- Sessions: You will want to describe the sessions, the length of the sessions (typically one hour to 90 minutes). When scheduling participants, remember to leave time, usually 30 minutes, between session to reset the environment, to briefly review the session with observer(s) and to allow a cushion for sessions that might end a little late or participants who might arrive a little late
- Equipment: Indicate the type of equipment you will be using in the test; desktop, laptop, mobile/Smartphone. If pertinent, include information about the monitor size and resolution, operating system, browser etc. Also indicate if you are planning on recording or audio taping the test sessions or using any special usability testing and/or accessibility tools.
- Participants: Indicate the number and types of participants to be tested you will be recruiting. Describe how these participants were or will be recruited and consider including the screen as part of the appendix.
- Scenarios: Indicate the number and types of tasks included in testing. Typically, for a 60 min. test, you should end up with approximately 10 (+/-2) scenarios for desktop or laptop testing and 8 (+/- 2) scenarios for a mobile/smartphone test.
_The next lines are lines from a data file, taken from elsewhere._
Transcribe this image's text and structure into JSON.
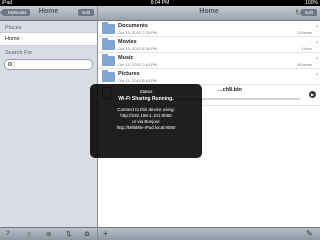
{
  "status": {
    "device": "iPad",
    "time": "8:04 PM",
    "battery": "100%"
  },
  "left_nav": {
    "back_label": "MyBooks",
    "title": "Home",
    "edit_label": "Edit"
  },
  "places": {
    "header": "Places",
    "items": [
      {
        "label": "Home"
      }
    ]
  },
  "search": {
    "header": "Search For",
    "placeholder": ""
  },
  "right_nav": {
    "title": "Home",
    "edit_label": "Edit"
  },
  "files": [
    {
      "name": "Documents",
      "date": "Oct 13, 2010 7:25 PM",
      "count": "13 items",
      "kind": "folder"
    },
    {
      "name": "Movies",
      "date": "Oct 13, 2010 6:36 PM",
      "count": "1 item",
      "kind": "folder"
    },
    {
      "name": "Music",
      "date": "Oct 13, 2010 7:44 PM",
      "count": "45 items",
      "kind": "folder"
    },
    {
      "name": "Pictures",
      "date": "Oct 13, 2010 6:45 PM",
      "count": "",
      "kind": "folder"
    },
    {
      "name": "...ch8.bin",
      "date": "",
      "count": "",
      "kind": "file",
      "progress": 0.12
    }
  ],
  "hud": {
    "title": "Status",
    "subtitle": "Wi-Fi Sharing Running.",
    "lines": [
      "Connect to this device using:",
      "http://192.168.1.101:8080",
      "or via Bonjour",
      "http://MiltiMin-iPad.local:8080"
    ]
  },
  "toolbar_left": {
    "help": "?",
    "wifi": "⌔",
    "share": "⊚",
    "sync": "⇅",
    "settings": "⚙"
  },
  "toolbar_right": {
    "add": "+",
    "edit_icon": "✎"
  }
}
You may want to include more in the test plan so the team can choose the appropriate tasks.
- Metrics: Subjective metrics: Include the questions you are going to ask the participants prior to the sessions (e.g., background questionnaire), after each task scenario is completed (ease and satisfaction questions about the task), and overall ease, satisfaction and likelihood to use/recommend questions when the sessions is completed.
- Quantitative metrics: Indicate the quantitative data you will be measuring in your test (e.g., successful completion rates, error rates, time on task).
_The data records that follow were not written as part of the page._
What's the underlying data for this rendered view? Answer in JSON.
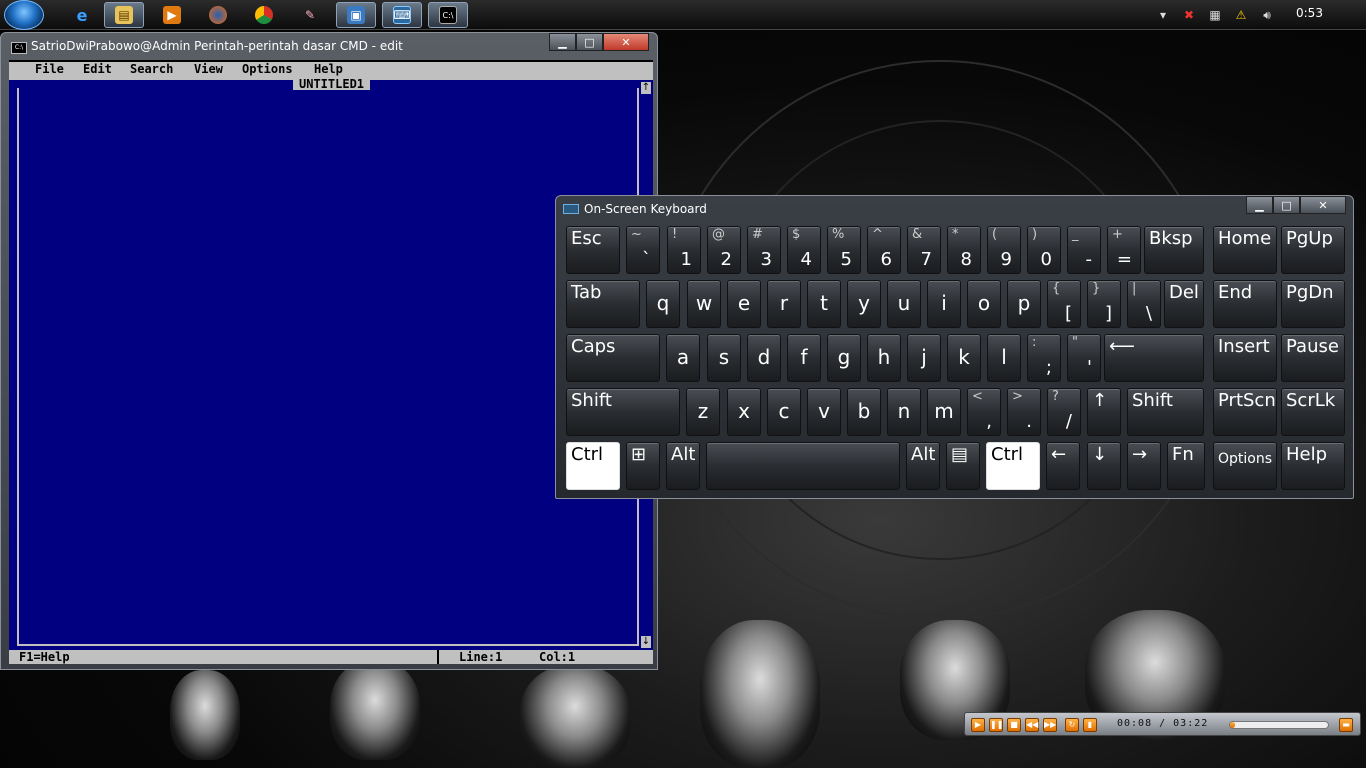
{
  "taskbar": {
    "clock": "0:53",
    "pinned": [
      {
        "name": "internet-explorer",
        "glyph": "e"
      },
      {
        "name": "windows-explorer",
        "glyph": "▤"
      },
      {
        "name": "media-player",
        "glyph": "▶"
      },
      {
        "name": "firefox",
        "glyph": "●"
      },
      {
        "name": "chrome",
        "glyph": "◉"
      },
      {
        "name": "paint",
        "glyph": "✎"
      },
      {
        "name": "remote-desktop",
        "glyph": "▣"
      },
      {
        "name": "on-screen-keyboard",
        "glyph": "⌨"
      },
      {
        "name": "command-prompt",
        "glyph": "C:\\"
      }
    ]
  },
  "cmd_window": {
    "title": "SatrioDwiPrabowo@Admin Perintah-perintah dasar CMD - edit",
    "icon_text": "C:\\",
    "controls": {
      "minimize": "▁",
      "maximize": "□",
      "close": "✕"
    },
    "menu": {
      "file": "File",
      "edit": "Edit",
      "search": "Search",
      "view": "View",
      "options": "Options",
      "help": "Help"
    },
    "document_title": "UNTITLED1",
    "scroll_up": "↑",
    "scroll_down": "↓",
    "status": {
      "help": "F1=Help",
      "line": "Line:1",
      "col": "Col:1"
    }
  },
  "osk": {
    "title": "On-Screen Keyboard",
    "controls": {
      "minimize": "▁",
      "maximize": "□",
      "close": "✕"
    },
    "row1": [
      {
        "label": "Esc"
      },
      {
        "top": "~",
        "bottom": "`"
      },
      {
        "top": "!",
        "bottom": "1"
      },
      {
        "top": "@",
        "bottom": "2"
      },
      {
        "top": "#",
        "bottom": "3"
      },
      {
        "top": "$",
        "bottom": "4"
      },
      {
        "top": "%",
        "bottom": "5"
      },
      {
        "top": "^",
        "bottom": "6"
      },
      {
        "top": "&",
        "bottom": "7"
      },
      {
        "top": "*",
        "bottom": "8"
      },
      {
        "top": "(",
        "bottom": "9"
      },
      {
        "top": ")",
        "bottom": "0"
      },
      {
        "top": "_",
        "bottom": "-"
      },
      {
        "top": "+",
        "bottom": "="
      },
      {
        "label": "Bksp"
      },
      {
        "label": "Home"
      },
      {
        "label": "PgUp"
      }
    ],
    "row2": [
      {
        "label": "Tab"
      },
      {
        "label": "q"
      },
      {
        "label": "w"
      },
      {
        "label": "e"
      },
      {
        "label": "r"
      },
      {
        "label": "t"
      },
      {
        "label": "y"
      },
      {
        "label": "u"
      },
      {
        "label": "i"
      },
      {
        "label": "o"
      },
      {
        "label": "p"
      },
      {
        "top": "{",
        "bottom": "["
      },
      {
        "top": "}",
        "bottom": "]"
      },
      {
        "top": "|",
        "bottom": "\\"
      },
      {
        "label": "Del"
      },
      {
        "label": "End"
      },
      {
        "label": "PgDn"
      }
    ],
    "row3": [
      {
        "label": "Caps"
      },
      {
        "label": "a"
      },
      {
        "label": "s"
      },
      {
        "label": "d"
      },
      {
        "label": "f"
      },
      {
        "label": "g"
      },
      {
        "label": "h"
      },
      {
        "label": "j"
      },
      {
        "label": "k"
      },
      {
        "label": "l"
      },
      {
        "top": ":",
        "bottom": ";"
      },
      {
        "top": "\"",
        "bottom": "'"
      },
      {
        "label": "⟵"
      },
      {
        "label": "Insert"
      },
      {
        "label": "Pause"
      }
    ],
    "row4": [
      {
        "label": "Shift"
      },
      {
        "label": "z"
      },
      {
        "label": "x"
      },
      {
        "label": "c"
      },
      {
        "label": "v"
      },
      {
        "label": "b"
      },
      {
        "label": "n"
      },
      {
        "label": "m"
      },
      {
        "top": "<",
        "bottom": ","
      },
      {
        "top": ">",
        "bottom": "."
      },
      {
        "top": "?",
        "bottom": "/"
      },
      {
        "label": "↑"
      },
      {
        "label": "Shift"
      },
      {
        "label": "PrtScn"
      },
      {
        "label": "ScrLk"
      }
    ],
    "row5": [
      {
        "label": "Ctrl"
      },
      {
        "label": "⊞"
      },
      {
        "label": "Alt"
      },
      {
        "label": ""
      },
      {
        "label": "Alt"
      },
      {
        "label": "▤"
      },
      {
        "label": "Ctrl"
      },
      {
        "label": "←"
      },
      {
        "label": "↓"
      },
      {
        "label": "→"
      },
      {
        "label": "Fn"
      },
      {
        "label": "Options"
      },
      {
        "label": "Help"
      }
    ]
  },
  "media_player": {
    "time": "00:08 / 03:22",
    "volume_fraction": 0.05
  }
}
- Roles: Include a list of the staff who will participate in the usability testing and what role each will play. The usability specialist should be the facilitator of the sessions. The usability team may also provide the primary note-taker. Other team members should be expected to participate as observers and, perhaps, as note-takers.
B:Identifying Test Metrics
There are several metrics that you may want to collect during the course of testing.
- Successful Task Completion: Each scenario requires the participant to obtain specific data that would be used in a typical task. The scenario is successfully completed when the participant indicates they have found the answer or completed the task goal. In some cases, you may want give participants multiple-choice questions. Remember to include the questions and answers in the test plan and provide them to note-takers and observers.
- Critical Errors: Critical errors are deviations at completion from the targets of the scenario. For example, reporting the wrong data value due to the participant’s workflow. Essentially the participant will not be able to finish the task. Participant may or may not be aware that the task goal is incorrect or incomplete.
- Non-Critical Errors: Non-critical errors are errors that are recovered by the participant and do not result in the participant’s ability to successfully complete the task. These errors result in the task being completed less efficiently. For example, exploratory behaviors such as opening the wrong navigation menu item or using a control incorrectly are non-critical errors.
- Error-Free Rate: Error-free rate is the percentage of test participants who complete the task without any errors (critical or non-critical errors).
- Time On Task: The amount of time it takes the participant to complete the task.
- Subjective Measures: These evaluations are self-reported participant ratings for satisfaction, ease of use, ease of finding information, etc where participants rate the measure on a 5 to 7-point Likert scale.
- Likes, Dislikes and Recommendations: Participants provide what they liked most about the site, what they liked least about the site, and recommendations for improving the site.
 Carroll, J. M. (2000). Making use: scenario-based design of human-computer interactions, Cambridge, MA: The MIT Press.